On Monday 26 October 2009 at 4pm, a group of about 40 – 50 international and Israeli citizens, taking part in a tour organised by the Alternative Information Centre visited the Palestinian neighbourhood of Sheikh Jarrah. They gathered outside of the house of the Gawi family which was recently forcefully evicted from their house, only for it to be taken over by settlers.

Israeli police units summoned by the settlers occupying the Gawi family house, arrived at the scene and responded to what they claimed was an illegal demonstration by clearly disproportionate violence. In an attempt to disperse the crowd, the police arrested four participants of the tour – an Israeli rabbi, Yehiel Grenimann from Rabbis for Human Rights, a Greek diplomat, Tina Strikou and two international activists.

At first, only one police unit arrived to the area and started pushing the crowd away from the Gawi family house, to the other side of the street where the family has been living since they were forcefully evicted on 2 August 2009. Those who refused to move or moved slowly were violently pushed by the police. Two more police units arrived later and, using a loud-speaker, made an announcement in Hebrew, apparently an order to leave the area or to move to the sidewalk opposite to the Gawi family house within 5 minutes.
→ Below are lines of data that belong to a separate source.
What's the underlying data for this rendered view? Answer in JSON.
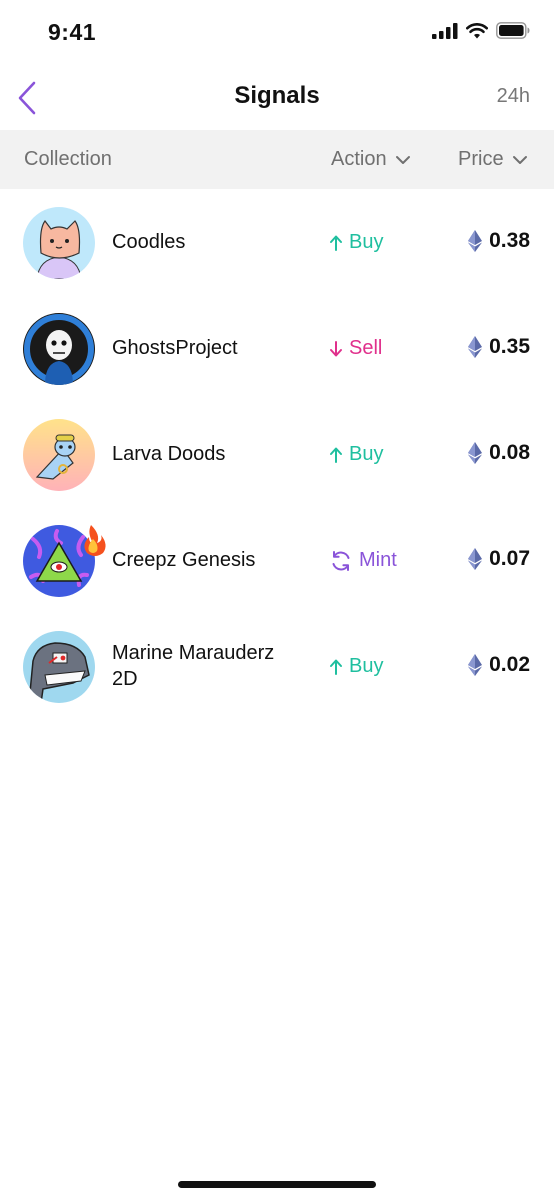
{
  "status_bar": {
    "time": "9:41"
  },
  "header": {
    "title": "Signals",
    "period": "24h"
  },
  "columns": {
    "collection": "Collection",
    "action": "Action",
    "price": "Price"
  },
  "rows": [
    {
      "name": "Coodles",
      "action": "Buy",
      "action_type": "buy",
      "price": "0.38"
    },
    {
      "name": "GhostsProject",
      "action": "Sell",
      "action_type": "sell",
      "price": "0.35"
    },
    {
      "name": "Larva Doods",
      "action": "Buy",
      "action_type": "buy",
      "price": "0.08"
    },
    {
      "name": "Creepz Genesis",
      "action": "Mint",
      "action_type": "mint",
      "price": "0.07"
    },
    {
      "name": "Marine Marauderz 2D",
      "action": "Buy",
      "action_type": "buy",
      "price": "0.02"
    }
  ],
  "colors": {
    "accent": "#8a54d9",
    "buy": "#1fbf9f",
    "sell": "#e0308c",
    "mint": "#8a54d9",
    "eth": "#5b6aa8"
  },
  "icons": {
    "back": "chevron-left-icon",
    "sort": "chevron-down-icon",
    "buy": "arrow-up-icon",
    "sell": "arrow-down-icon",
    "mint": "refresh-icon",
    "price": "ethereum-icon",
    "trending": "fire-icon"
  }
}
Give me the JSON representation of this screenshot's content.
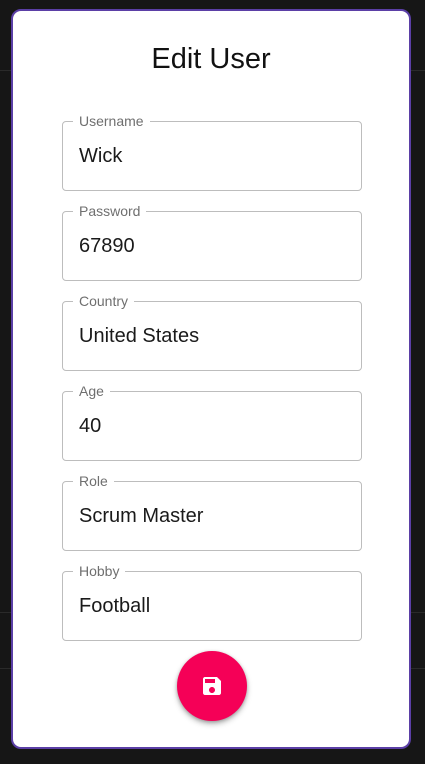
{
  "dialog": {
    "title": "Edit User"
  },
  "fields": [
    {
      "label": "Username",
      "value": "Wick"
    },
    {
      "label": "Password",
      "value": "67890"
    },
    {
      "label": "Country",
      "value": "United States"
    },
    {
      "label": "Age",
      "value": "40"
    },
    {
      "label": "Role",
      "value": "Scrum Master"
    },
    {
      "label": "Hobby",
      "value": "Football"
    }
  ],
  "save_button": {
    "icon": "save-icon",
    "color": "#f50057"
  },
  "colors": {
    "dialog_border": "#5b3fa6",
    "field_border": "#bdbdbd",
    "label": "#6f6f6f"
  }
}
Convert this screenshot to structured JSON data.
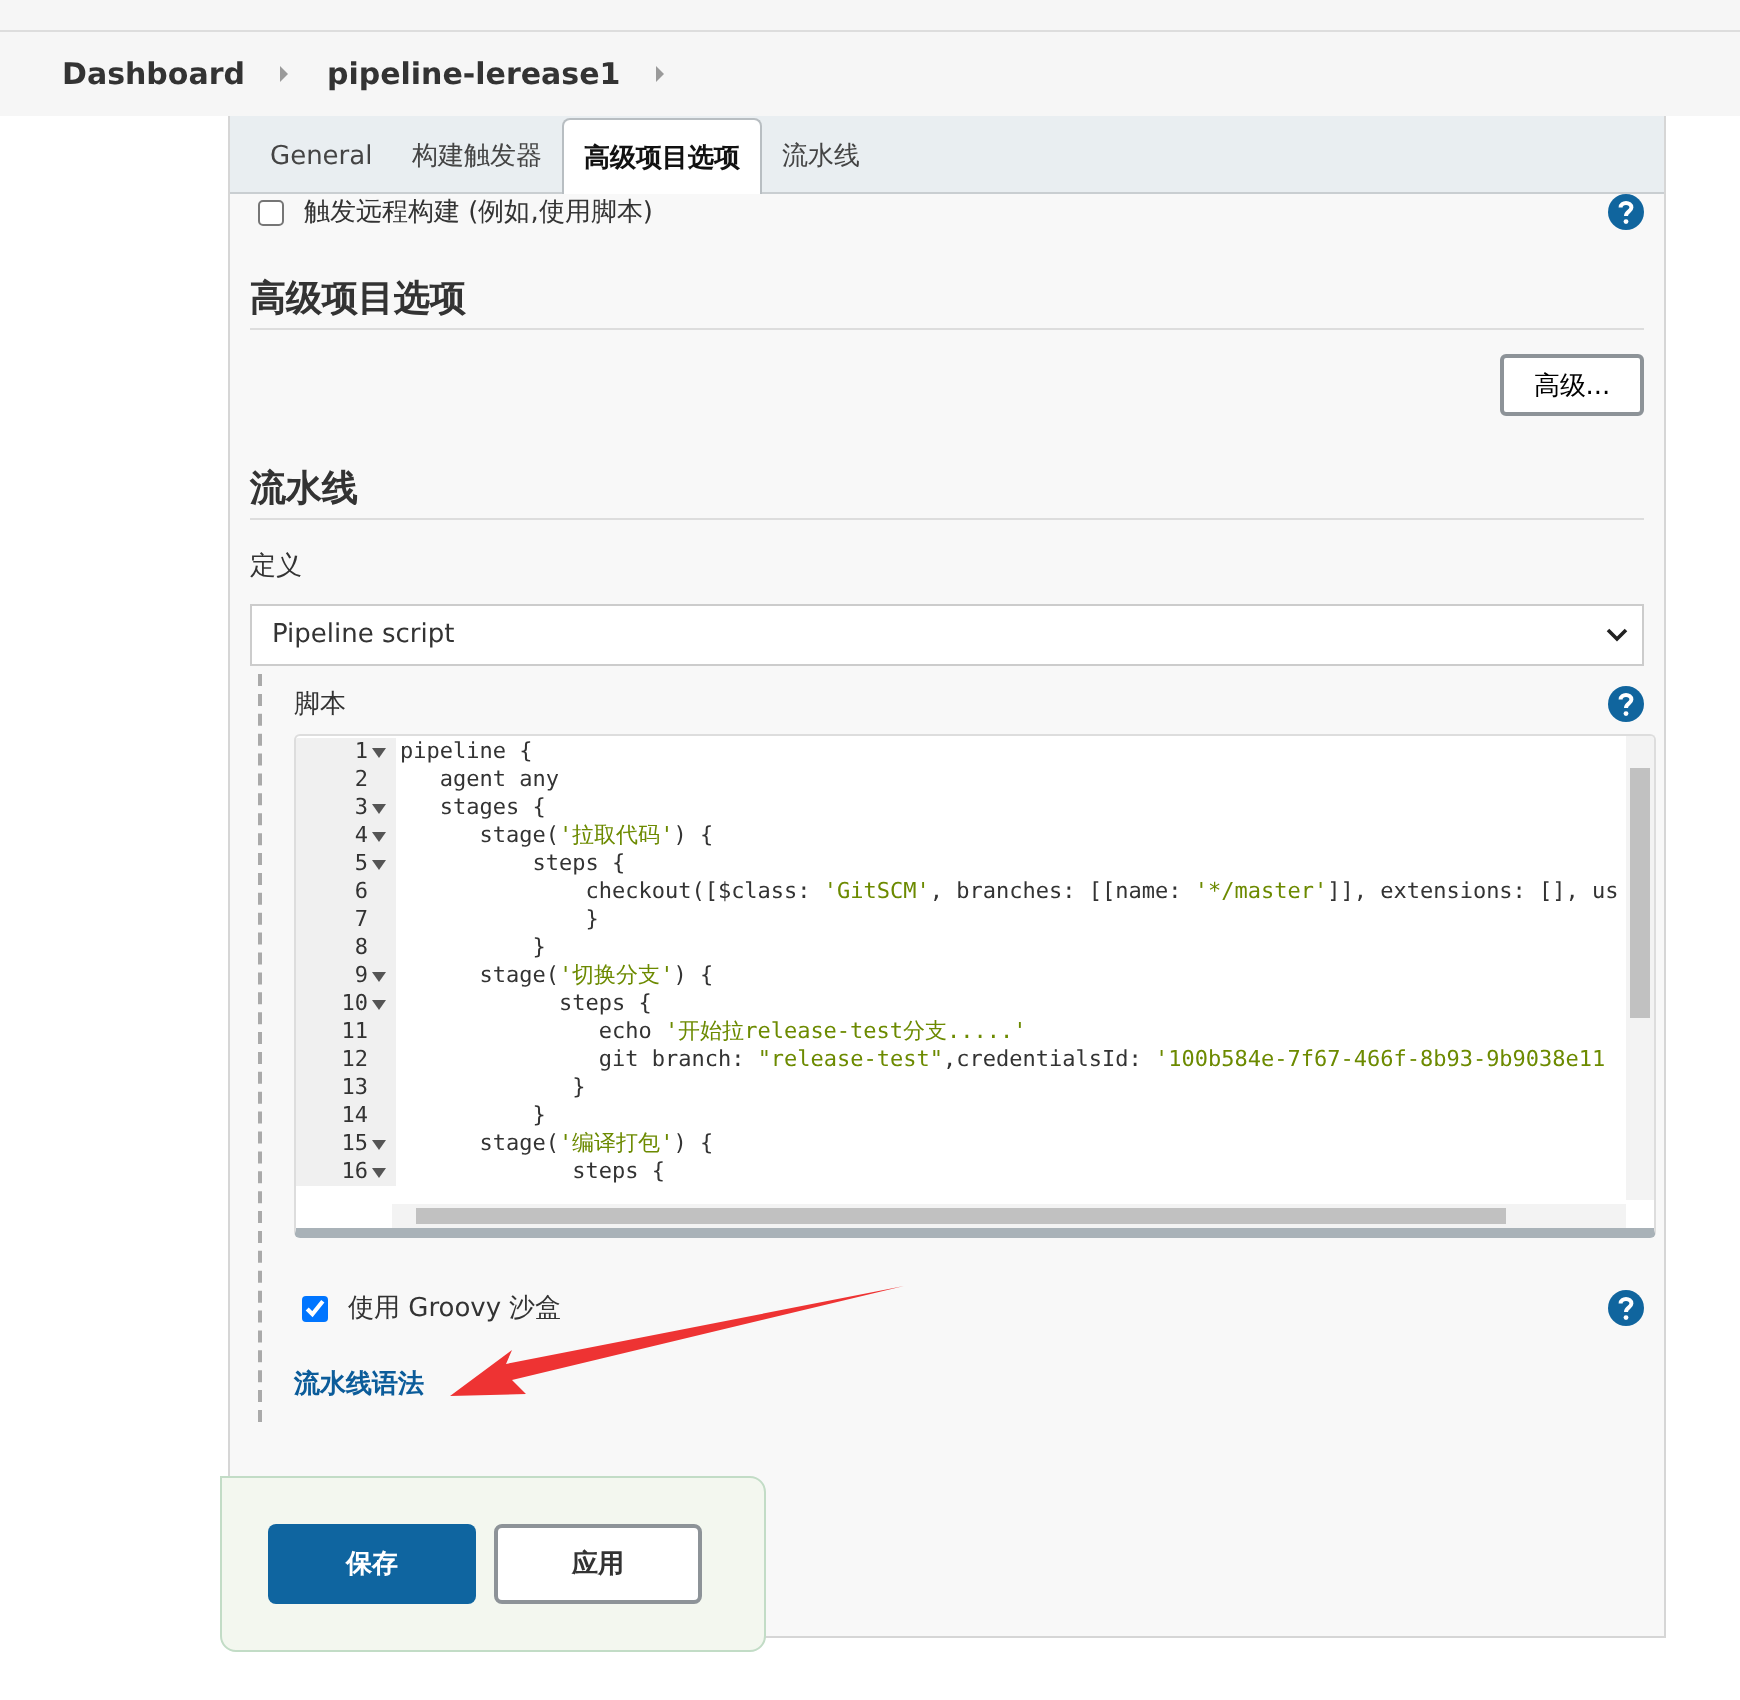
{
  "breadcrumbs": [
    {
      "label": "Dashboard"
    },
    {
      "label": "pipeline-lerease1"
    }
  ],
  "tabs": [
    {
      "label": "General",
      "selected": false
    },
    {
      "label": "构建触发器",
      "selected": false
    },
    {
      "label": "高级项目选项",
      "selected": true
    },
    {
      "label": "流水线",
      "selected": false
    }
  ],
  "remote_trigger": {
    "label": "触发远程构建 (例如,使用脚本)",
    "checked": false
  },
  "advanced_section": {
    "title": "高级项目选项",
    "button": "高级..."
  },
  "pipeline_section": {
    "title": "流水线",
    "definition_label": "定义",
    "definition_value": "Pipeline script",
    "script_label": "脚本",
    "lines": [
      {
        "number": "1",
        "fold": true,
        "parts": [
          {
            "kind": "plain",
            "text": "pipeline {"
          }
        ]
      },
      {
        "number": "2",
        "fold": false,
        "parts": [
          {
            "kind": "plain",
            "text": "   agent any"
          }
        ]
      },
      {
        "number": "3",
        "fold": true,
        "parts": [
          {
            "kind": "plain",
            "text": "   stages {"
          }
        ]
      },
      {
        "number": "4",
        "fold": true,
        "parts": [
          {
            "kind": "plain",
            "text": "      stage("
          },
          {
            "kind": "string",
            "text": "'拉取代码'"
          },
          {
            "kind": "plain",
            "text": ") {"
          }
        ]
      },
      {
        "number": "5",
        "fold": true,
        "parts": [
          {
            "kind": "plain",
            "text": "          steps {"
          }
        ]
      },
      {
        "number": "6",
        "fold": false,
        "parts": [
          {
            "kind": "plain",
            "text": "              checkout([$class: "
          },
          {
            "kind": "string",
            "text": "'GitSCM'"
          },
          {
            "kind": "plain",
            "text": ", branches: [[name: "
          },
          {
            "kind": "string",
            "text": "'*/master'"
          },
          {
            "kind": "plain",
            "text": "]], extensions: [], us"
          }
        ]
      },
      {
        "number": "7",
        "fold": false,
        "parts": [
          {
            "kind": "plain",
            "text": "              }"
          }
        ]
      },
      {
        "number": "8",
        "fold": false,
        "parts": [
          {
            "kind": "plain",
            "text": "          }"
          }
        ]
      },
      {
        "number": "9",
        "fold": true,
        "parts": [
          {
            "kind": "plain",
            "text": "      stage("
          },
          {
            "kind": "string",
            "text": "'切换分支'"
          },
          {
            "kind": "plain",
            "text": ") {"
          }
        ]
      },
      {
        "number": "10",
        "fold": true,
        "parts": [
          {
            "kind": "plain",
            "text": "            steps {"
          }
        ]
      },
      {
        "number": "11",
        "fold": false,
        "parts": [
          {
            "kind": "plain",
            "text": "               echo "
          },
          {
            "kind": "string",
            "text": "'开始拉release-test分支.....'"
          }
        ]
      },
      {
        "number": "12",
        "fold": false,
        "parts": [
          {
            "kind": "plain",
            "text": "               git branch: "
          },
          {
            "kind": "string",
            "text": "\"release-test\""
          },
          {
            "kind": "plain",
            "text": ",credentialsId: "
          },
          {
            "kind": "string",
            "text": "'100b584e-7f67-466f-8b93-9b9038e11"
          }
        ]
      },
      {
        "number": "13",
        "fold": false,
        "parts": [
          {
            "kind": "plain",
            "text": "             }"
          }
        ]
      },
      {
        "number": "14",
        "fold": false,
        "parts": [
          {
            "kind": "plain",
            "text": "          }"
          }
        ]
      },
      {
        "number": "15",
        "fold": true,
        "parts": [
          {
            "kind": "plain",
            "text": "      stage("
          },
          {
            "kind": "string",
            "text": "'编译打包'"
          },
          {
            "kind": "plain",
            "text": ") {"
          }
        ]
      },
      {
        "number": "16",
        "fold": true,
        "parts": [
          {
            "kind": "plain",
            "text": "             steps {"
          }
        ]
      }
    ],
    "sandbox": {
      "label": "使用 Groovy 沙盒",
      "checked": true
    },
    "syntax_link": "流水线语法"
  },
  "buttons": [
    {
      "label": "保存",
      "kind": "primary"
    },
    {
      "label": "应用",
      "kind": "secondary"
    }
  ]
}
The police then started to collect passport information from the remaining visitors. When Tina Strikou, a Greek diplomat, protested that the police didn’t have the right to do this and demanded they return her passport, she was forcefully taken into custody.

A couple of minutes later, an Israeli rabbi Yehiel Grenimann from Rabbits for Human Rights, who was standing in the middle of the street was pushed back towards the sidewalk by a police officer. When he gently resisted, the police forcefully arrested him. He lost his glasses and a shoe while the police dragged him into their car. An international activist who was filming the arrest of the rabbi from close range became the third person to be arrested and taken away from the scene.

In the last couple of days, residents of Sheikh Jarrah have seen a rise in harassment form the police and Israeli authorities, as well as violence and provocative actions from the side of the settlers occupying houses which belong to the Gawi and Hannoun family. Last Tuesday 20 October, a group of settlers attacked several members of the Gawi family, mainly women and children. The attack resulted in seven Palestinians injured and six detained. On Sunday 18 October 2009, the police and municipality workers came to the tent where the Gawi family lives and verbally ordered them to remove the tent before Sunday 25 October 2009.

Furthermore, on Tuesday, 27 October, the second hearing of the Sabagh family from Sheikh Jarrah will take place. Similar to the families Al-Kurd, Gawi, and Hannoun, the Sabagh family is also under the threat of eviction.


The Gawi and Hannoun families, consisting of 53 members including 20 children, have been left homeless after they were forcibly evicted from their houses on 2 August 2009. The Israeli forces surrounded the homes of the two families at 5.30am and, breaking in through the windows, forcefully dragged all residents into the street. The police also demolished the neighbourhood’s protest tent, set up by Um Kamel, following the forced eviction of her family in November 2008.

At present, all three houses are occupied by settlers and the whole area is patrolled by armed private settler security 24 hours a day. Both Hannoun and Gawi families, who have been left without suitable alternative accommodation since August, continue to protest against the unlawful eviction from the sidewalk across the street from their homes, facing regular attacks from the settlers and harassment from the police.

The Karm Al-Ja’ouni neighbourhood of Sheikh Jarrah is home to 28 Palestinian families, all refugees from 1948, who received their houses from the UNRWA and Jordanian government in 1956. All face losing their homes in the manner of the Hannoun, Gawi and al-Kurd families.

The aim of the settlers is to turn the whole area into a new Jewish settlement and to create a Jewish continuum that will effectively cut off the Old City form the northern Palestinian neighborhoods. Implanting new Jewish settlements in East Jerusalem and the West Bank is illegal under many international laws, including Article 49 of the Fourth Geneva Convention.